Your task is to retype, exactly, the line containing "Give me the" and every later line through the end of the listing, with pictures omitted.

*** Block opens ***

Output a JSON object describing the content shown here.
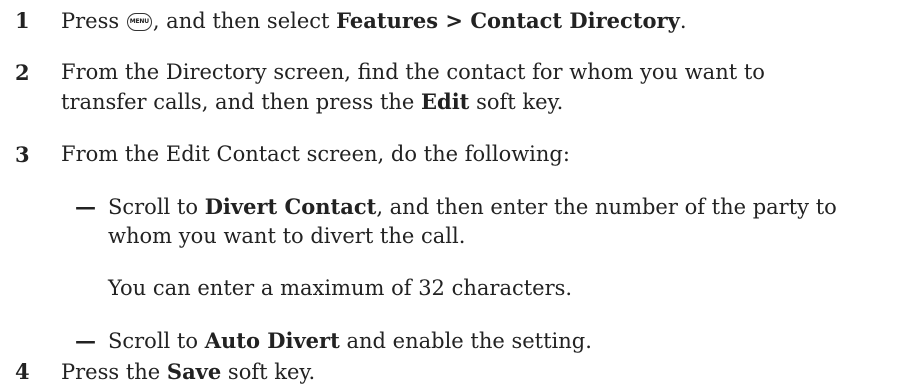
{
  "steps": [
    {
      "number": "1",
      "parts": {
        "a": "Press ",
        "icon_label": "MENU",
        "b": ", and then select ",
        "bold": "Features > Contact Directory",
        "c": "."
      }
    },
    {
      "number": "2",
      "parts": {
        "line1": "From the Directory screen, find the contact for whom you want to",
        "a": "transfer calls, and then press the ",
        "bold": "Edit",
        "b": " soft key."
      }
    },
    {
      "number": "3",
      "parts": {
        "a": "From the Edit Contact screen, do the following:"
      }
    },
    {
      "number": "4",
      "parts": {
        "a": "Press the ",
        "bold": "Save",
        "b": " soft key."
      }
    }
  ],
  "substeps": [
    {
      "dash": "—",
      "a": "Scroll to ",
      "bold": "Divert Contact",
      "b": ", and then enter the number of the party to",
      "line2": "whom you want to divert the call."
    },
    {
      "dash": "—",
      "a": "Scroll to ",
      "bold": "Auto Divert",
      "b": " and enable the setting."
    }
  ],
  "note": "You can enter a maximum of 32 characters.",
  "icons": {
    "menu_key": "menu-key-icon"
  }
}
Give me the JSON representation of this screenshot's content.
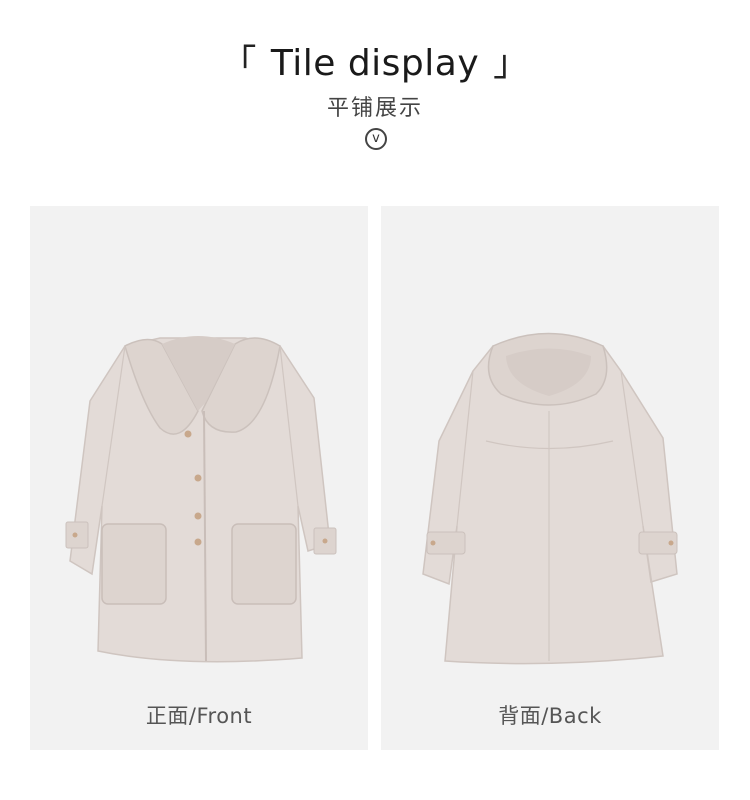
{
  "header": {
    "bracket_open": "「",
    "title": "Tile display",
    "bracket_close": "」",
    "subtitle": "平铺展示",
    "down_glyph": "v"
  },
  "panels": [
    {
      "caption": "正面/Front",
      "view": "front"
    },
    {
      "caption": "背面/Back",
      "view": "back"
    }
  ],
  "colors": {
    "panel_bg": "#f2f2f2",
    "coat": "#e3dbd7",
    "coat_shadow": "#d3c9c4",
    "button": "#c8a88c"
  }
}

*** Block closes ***

THE COMPLETED TASK
Give me the JSON representation of this screenshot's content.
{
  "header": {
    "bracket_open": "「",
    "title": "Tile display",
    "bracket_close": "」",
    "subtitle": "平铺展示",
    "down_glyph": "v"
  },
  "panels": [
    {
      "caption": "正面/Front",
      "view": "front"
    },
    {
      "caption": "背面/Back",
      "view": "back"
    }
  ],
  "colors": {
    "panel_bg": "#f2f2f2",
    "coat": "#e3dbd7",
    "coat_shadow": "#d3c9c4",
    "button": "#c8a88c"
  }
}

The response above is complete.